- **Your instructions**
Would you please copy every line from the records that contains the word "Documents"?

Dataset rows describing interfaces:
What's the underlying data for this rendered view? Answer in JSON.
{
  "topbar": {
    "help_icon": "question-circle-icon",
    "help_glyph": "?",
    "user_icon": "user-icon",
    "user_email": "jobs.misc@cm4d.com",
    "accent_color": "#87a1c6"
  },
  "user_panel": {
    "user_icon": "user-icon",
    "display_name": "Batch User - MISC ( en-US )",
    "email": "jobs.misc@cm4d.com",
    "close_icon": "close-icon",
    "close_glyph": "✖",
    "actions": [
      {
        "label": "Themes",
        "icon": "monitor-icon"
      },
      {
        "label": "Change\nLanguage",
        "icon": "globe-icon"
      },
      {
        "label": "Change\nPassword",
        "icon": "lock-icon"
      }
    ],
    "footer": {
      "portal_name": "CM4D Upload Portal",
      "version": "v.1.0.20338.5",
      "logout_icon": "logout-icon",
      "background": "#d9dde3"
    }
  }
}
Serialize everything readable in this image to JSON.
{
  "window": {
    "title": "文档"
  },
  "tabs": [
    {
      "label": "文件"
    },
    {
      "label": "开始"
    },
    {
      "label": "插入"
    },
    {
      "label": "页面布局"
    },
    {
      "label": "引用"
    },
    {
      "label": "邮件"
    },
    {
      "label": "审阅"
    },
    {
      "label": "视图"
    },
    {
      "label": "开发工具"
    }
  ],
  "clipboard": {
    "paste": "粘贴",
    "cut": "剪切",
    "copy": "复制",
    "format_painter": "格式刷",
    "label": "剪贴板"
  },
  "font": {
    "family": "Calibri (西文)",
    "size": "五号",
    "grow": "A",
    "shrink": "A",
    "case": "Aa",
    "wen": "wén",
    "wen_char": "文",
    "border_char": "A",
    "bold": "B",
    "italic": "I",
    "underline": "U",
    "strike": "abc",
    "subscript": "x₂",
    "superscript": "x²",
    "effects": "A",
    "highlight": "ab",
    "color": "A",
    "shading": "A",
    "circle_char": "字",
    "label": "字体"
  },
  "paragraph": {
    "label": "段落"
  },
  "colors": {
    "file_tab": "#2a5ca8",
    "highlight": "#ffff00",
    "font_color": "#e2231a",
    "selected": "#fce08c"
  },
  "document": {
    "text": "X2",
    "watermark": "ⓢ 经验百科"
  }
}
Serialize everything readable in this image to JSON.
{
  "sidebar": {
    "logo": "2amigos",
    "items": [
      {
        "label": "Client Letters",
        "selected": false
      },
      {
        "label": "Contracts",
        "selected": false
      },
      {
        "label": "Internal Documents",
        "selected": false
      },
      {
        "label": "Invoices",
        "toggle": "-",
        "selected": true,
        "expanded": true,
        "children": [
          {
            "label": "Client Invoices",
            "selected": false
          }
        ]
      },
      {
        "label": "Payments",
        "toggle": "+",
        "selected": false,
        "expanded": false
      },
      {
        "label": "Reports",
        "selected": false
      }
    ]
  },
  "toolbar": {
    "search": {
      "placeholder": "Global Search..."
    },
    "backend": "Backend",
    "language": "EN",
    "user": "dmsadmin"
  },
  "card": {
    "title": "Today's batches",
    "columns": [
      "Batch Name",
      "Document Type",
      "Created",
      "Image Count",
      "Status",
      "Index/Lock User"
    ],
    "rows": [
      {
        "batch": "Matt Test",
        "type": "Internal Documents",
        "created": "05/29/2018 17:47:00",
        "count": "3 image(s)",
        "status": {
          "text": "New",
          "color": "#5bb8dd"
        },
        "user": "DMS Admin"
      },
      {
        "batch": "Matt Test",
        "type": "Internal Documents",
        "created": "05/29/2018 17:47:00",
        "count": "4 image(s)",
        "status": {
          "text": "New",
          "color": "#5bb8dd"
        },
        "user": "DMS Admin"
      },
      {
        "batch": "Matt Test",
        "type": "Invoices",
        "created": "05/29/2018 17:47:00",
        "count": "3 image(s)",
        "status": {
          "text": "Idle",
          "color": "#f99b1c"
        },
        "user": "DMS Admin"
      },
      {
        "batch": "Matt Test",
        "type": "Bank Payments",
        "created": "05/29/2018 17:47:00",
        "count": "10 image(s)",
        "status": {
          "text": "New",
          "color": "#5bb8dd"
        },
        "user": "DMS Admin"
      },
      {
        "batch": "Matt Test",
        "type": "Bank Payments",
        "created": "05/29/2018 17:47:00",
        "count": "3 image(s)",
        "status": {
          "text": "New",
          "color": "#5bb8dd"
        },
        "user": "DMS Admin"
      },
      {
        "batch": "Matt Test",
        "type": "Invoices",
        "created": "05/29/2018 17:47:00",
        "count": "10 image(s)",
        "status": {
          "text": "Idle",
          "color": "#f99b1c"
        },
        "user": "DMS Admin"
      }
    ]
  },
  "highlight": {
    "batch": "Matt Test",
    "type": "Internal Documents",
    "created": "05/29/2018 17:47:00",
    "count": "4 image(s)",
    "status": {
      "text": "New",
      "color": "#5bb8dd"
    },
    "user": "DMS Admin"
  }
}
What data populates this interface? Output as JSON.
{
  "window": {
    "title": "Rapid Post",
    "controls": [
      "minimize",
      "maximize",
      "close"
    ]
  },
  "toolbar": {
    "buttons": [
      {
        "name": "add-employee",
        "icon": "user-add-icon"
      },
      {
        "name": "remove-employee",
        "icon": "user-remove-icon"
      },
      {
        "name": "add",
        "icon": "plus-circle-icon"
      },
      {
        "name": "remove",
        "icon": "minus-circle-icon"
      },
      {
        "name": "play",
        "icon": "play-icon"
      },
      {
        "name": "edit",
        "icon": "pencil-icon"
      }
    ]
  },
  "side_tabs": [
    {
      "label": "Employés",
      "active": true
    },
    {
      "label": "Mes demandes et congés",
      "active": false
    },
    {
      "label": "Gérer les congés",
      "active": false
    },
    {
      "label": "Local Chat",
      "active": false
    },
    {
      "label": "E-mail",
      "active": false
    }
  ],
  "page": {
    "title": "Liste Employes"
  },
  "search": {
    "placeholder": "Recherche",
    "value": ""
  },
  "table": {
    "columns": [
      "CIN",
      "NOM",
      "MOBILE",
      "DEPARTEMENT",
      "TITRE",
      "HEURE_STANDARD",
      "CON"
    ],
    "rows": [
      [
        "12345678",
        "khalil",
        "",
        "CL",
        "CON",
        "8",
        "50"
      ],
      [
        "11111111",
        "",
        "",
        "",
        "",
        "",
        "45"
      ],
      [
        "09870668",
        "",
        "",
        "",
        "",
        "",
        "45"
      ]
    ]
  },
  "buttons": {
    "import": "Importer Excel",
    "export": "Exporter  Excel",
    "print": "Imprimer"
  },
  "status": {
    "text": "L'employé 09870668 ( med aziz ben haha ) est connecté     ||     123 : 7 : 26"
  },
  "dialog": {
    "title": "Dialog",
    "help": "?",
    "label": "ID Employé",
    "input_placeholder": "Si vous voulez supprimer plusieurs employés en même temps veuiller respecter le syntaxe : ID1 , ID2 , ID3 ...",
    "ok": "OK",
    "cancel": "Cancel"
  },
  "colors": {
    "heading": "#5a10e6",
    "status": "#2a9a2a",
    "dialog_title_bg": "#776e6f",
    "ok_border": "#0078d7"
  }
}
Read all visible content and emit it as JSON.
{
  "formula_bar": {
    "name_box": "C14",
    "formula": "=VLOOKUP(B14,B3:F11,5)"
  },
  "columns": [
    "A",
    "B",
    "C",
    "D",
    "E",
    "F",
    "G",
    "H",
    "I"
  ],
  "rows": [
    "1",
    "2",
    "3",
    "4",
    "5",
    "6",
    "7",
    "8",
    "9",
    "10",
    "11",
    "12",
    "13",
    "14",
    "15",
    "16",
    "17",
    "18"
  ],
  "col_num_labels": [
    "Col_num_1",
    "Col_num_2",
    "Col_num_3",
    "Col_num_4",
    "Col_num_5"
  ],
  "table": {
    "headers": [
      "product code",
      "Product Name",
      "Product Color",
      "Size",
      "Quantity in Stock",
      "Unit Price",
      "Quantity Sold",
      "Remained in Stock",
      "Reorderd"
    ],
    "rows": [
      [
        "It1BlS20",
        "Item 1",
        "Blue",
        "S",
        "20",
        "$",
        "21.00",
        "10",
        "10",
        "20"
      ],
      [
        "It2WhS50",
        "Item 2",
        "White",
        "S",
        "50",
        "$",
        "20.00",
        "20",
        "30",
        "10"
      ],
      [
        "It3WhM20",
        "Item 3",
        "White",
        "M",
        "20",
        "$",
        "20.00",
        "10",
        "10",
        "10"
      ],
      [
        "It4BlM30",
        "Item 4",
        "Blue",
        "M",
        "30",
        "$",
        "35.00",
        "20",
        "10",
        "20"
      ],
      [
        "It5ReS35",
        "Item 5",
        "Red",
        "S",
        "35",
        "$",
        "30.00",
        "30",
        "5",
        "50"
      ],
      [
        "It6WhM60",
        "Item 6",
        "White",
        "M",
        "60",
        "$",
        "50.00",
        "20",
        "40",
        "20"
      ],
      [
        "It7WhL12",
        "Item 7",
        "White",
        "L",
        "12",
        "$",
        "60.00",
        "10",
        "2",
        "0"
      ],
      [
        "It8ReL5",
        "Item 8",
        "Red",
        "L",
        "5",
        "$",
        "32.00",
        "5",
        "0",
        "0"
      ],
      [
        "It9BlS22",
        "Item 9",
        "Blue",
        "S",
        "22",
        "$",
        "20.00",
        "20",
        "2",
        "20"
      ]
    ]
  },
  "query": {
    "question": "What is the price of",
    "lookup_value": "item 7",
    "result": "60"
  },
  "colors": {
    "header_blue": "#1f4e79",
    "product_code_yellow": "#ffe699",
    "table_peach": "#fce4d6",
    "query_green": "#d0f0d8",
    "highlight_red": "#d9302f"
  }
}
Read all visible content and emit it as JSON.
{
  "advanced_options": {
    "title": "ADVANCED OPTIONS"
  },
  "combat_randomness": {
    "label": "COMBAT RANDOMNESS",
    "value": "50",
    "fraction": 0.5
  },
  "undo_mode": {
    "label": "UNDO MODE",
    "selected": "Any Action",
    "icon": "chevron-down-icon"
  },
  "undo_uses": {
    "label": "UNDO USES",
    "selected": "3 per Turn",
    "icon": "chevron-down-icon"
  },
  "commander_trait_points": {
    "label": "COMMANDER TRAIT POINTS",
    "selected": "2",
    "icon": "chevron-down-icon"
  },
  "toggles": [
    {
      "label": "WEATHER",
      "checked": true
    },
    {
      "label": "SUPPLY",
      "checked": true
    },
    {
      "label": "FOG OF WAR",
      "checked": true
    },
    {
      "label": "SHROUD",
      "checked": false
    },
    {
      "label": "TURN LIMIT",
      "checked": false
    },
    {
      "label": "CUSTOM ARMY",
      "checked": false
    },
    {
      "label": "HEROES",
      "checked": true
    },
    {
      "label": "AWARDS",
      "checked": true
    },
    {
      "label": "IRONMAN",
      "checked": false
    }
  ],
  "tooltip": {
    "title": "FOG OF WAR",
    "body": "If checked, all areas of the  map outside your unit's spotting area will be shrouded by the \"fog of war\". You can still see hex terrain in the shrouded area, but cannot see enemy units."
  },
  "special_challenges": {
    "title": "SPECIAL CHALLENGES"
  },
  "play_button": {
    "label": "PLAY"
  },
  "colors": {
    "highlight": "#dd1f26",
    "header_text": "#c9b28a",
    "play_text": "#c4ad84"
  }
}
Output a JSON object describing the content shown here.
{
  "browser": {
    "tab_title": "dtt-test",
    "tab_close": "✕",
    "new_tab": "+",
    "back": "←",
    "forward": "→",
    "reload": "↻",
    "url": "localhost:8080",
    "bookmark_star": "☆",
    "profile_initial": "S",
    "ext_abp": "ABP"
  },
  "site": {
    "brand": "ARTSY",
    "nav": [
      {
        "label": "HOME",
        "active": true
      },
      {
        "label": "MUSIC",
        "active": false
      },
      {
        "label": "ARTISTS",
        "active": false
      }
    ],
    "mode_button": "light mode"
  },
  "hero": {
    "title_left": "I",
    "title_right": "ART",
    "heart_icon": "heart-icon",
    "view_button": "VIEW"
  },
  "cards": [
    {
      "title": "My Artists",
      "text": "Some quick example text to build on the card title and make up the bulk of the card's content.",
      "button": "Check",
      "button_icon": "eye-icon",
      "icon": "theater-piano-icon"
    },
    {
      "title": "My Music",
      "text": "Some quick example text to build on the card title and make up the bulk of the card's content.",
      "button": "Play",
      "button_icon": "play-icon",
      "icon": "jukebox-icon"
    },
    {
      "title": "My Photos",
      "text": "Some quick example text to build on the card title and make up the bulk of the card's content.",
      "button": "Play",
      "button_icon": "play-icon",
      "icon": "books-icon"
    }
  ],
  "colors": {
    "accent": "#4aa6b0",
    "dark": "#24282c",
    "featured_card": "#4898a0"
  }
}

- **Output of the exercise**
        "label": "Internal Documents",
        "type": "Internal Documents",
        "type": "Internal Documents",
    "type": "Internal Documents",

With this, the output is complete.